[[ DATA EXCERPTS, beginning ]]
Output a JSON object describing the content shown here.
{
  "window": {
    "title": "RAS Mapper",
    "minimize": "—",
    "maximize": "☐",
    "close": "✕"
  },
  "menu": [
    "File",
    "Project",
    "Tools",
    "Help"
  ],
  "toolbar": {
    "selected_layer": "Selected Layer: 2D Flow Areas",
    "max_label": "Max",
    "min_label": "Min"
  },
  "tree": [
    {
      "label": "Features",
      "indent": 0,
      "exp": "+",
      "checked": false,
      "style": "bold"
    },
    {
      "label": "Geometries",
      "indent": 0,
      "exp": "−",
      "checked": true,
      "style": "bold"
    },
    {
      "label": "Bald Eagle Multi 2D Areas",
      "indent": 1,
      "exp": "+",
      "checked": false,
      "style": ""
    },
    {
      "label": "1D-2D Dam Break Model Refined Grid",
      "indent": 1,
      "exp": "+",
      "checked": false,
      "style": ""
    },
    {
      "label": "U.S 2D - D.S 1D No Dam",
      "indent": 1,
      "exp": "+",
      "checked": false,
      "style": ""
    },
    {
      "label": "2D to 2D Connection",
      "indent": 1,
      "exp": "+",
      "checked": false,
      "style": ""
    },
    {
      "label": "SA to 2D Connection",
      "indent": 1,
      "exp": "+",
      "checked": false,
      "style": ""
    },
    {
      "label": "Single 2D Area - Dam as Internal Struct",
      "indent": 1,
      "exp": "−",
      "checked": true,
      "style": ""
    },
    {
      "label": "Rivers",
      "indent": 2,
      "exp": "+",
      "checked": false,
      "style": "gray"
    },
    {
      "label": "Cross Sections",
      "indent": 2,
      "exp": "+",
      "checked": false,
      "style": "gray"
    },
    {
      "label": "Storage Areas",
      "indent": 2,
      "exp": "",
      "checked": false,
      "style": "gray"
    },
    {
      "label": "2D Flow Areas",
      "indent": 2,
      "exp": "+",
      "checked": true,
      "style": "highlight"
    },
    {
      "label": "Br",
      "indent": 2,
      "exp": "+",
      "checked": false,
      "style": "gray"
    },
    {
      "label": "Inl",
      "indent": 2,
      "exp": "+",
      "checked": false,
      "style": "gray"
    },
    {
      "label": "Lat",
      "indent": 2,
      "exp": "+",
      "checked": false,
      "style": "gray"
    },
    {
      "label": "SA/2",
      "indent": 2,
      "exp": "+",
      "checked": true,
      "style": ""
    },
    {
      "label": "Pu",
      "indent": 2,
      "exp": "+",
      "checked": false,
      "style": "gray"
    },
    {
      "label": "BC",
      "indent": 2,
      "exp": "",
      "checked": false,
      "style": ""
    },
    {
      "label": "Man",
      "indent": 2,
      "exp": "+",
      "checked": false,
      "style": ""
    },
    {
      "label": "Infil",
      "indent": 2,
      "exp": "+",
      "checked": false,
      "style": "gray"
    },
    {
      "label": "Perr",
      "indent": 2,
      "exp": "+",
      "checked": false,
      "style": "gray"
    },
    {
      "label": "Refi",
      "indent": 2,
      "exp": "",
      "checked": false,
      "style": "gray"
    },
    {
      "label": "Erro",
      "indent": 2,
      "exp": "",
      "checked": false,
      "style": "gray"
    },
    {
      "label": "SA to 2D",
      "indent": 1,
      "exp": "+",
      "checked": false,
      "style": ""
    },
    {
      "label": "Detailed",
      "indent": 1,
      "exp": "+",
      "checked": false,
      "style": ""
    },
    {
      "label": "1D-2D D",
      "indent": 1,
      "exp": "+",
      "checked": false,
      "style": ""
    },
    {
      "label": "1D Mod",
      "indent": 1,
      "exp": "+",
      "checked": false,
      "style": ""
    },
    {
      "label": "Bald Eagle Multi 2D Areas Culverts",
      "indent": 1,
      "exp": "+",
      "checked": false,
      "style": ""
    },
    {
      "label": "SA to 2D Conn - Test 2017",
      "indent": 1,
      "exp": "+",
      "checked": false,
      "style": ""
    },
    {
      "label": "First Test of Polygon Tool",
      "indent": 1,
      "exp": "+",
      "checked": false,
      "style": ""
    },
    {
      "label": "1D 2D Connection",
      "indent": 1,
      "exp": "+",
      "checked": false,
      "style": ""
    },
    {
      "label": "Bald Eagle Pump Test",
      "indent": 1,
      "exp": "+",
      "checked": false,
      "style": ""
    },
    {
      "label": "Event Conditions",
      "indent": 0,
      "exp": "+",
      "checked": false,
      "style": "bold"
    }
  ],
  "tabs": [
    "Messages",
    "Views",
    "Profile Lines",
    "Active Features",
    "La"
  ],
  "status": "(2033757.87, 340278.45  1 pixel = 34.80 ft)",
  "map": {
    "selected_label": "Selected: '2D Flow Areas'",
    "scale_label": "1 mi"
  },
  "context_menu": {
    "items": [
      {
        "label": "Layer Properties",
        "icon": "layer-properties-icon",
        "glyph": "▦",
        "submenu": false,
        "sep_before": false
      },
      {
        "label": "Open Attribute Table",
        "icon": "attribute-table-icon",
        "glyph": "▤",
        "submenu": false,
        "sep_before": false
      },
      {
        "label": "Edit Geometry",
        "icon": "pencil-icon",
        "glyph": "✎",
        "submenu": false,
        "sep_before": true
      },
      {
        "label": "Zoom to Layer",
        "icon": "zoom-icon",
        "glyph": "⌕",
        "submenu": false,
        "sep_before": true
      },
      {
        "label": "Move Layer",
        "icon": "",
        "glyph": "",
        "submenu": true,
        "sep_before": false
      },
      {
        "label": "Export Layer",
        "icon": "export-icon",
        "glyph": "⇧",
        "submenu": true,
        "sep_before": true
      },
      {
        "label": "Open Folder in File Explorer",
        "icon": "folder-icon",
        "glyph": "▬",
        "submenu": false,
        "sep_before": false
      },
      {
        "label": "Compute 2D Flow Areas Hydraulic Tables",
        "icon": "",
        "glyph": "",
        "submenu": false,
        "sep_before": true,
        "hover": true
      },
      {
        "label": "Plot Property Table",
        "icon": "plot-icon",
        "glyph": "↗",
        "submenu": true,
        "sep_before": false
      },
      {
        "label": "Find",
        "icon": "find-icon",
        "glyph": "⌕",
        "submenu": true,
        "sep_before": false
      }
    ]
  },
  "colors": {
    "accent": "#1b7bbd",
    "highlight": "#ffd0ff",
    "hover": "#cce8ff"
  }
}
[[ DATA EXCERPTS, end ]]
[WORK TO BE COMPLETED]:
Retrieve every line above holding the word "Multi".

[RESPONSE TO THE EXERCISE]:
      "label": "Bald Eagle Multi 2D Areas",
      "label": "Bald Eagle Multi 2D Areas Culverts",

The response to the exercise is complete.